» **WORK REQUIRED**
Start at the first record below and retype through the last, exactly.

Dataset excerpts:
== Segment start ==

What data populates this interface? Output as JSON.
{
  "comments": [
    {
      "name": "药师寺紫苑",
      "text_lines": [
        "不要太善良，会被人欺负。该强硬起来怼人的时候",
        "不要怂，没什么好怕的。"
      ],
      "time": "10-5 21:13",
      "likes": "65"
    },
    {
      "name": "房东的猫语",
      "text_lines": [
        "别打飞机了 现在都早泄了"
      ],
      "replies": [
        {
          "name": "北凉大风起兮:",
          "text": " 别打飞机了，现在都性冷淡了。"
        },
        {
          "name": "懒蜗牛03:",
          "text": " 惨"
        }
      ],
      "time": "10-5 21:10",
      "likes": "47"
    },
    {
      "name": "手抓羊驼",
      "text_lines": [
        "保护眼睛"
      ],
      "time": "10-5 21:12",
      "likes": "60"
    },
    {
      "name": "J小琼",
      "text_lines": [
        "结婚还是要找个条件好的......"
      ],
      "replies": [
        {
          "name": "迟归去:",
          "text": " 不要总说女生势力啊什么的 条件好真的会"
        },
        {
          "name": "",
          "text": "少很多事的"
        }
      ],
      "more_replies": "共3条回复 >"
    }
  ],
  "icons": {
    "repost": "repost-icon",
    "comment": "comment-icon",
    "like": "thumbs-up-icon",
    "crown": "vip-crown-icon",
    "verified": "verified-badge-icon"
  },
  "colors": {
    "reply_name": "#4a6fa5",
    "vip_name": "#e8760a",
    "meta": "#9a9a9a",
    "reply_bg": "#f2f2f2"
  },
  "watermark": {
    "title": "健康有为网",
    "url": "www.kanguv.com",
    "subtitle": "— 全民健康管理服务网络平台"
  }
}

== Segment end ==

» **RESULT BELOW**
What data populates this interface? Output as JSON.
{
  "comments": [
    {
      "name": "药师寺紫苑",
      "text_lines": [
        "不要太善良，会被人欺负。该强硬起来怼人的时候",
        "不要怂，没什么好怕的。"
      ],
      "time": "10-5 21:13",
      "likes": "65"
    },
    {
      "name": "房东的猫语",
      "text_lines": [
        "别打飞机了 现在都早泄了"
      ],
      "replies": [
        {
          "name": "北凉大风起兮:",
          "text": " 别打飞机了，现在都性冷淡了。"
        },
        {
          "name": "懒蜗牛03:",
          "text": " 惨"
        }
      ],
      "time": "10-5 21:10",
      "likes": "47"
    },
    {
      "name": "手抓羊驼",
      "text_lines": [
        "保护眼睛"
      ],
      "time": "10-5 21:12",
      "likes": "60"
    },
    {
      "name": "J小琼",
      "text_lines": [
        "结婚还是要找个条件好的......"
      ],
      "replies": [
        {
          "name": "迟归去:",
          "text": " 不要总说女生势力啊什么的 条件好真的会"
        },
        {
          "name": "",
          "text": "少很多事的"
        }
      ],
      "more_replies": "共3条回复 >"
    }
  ],
  "icons": {
    "repost": "repost-icon",
    "comment": "comment-icon",
    "like": "thumbs-up-icon",
    "crown": "vip-crown-icon",
    "verified": "verified-badge-icon"
  },
  "colors": {
    "reply_name": "#4a6fa5",
    "vip_name": "#e8760a",
    "meta": "#9a9a9a",
    "reply_bg": "#f2f2f2"
  },
  "watermark": {
    "title": "健康有为网",
    "url": "www.kanguv.com",
    "subtitle": "— 全民健康管理服务网络平台"
  }
}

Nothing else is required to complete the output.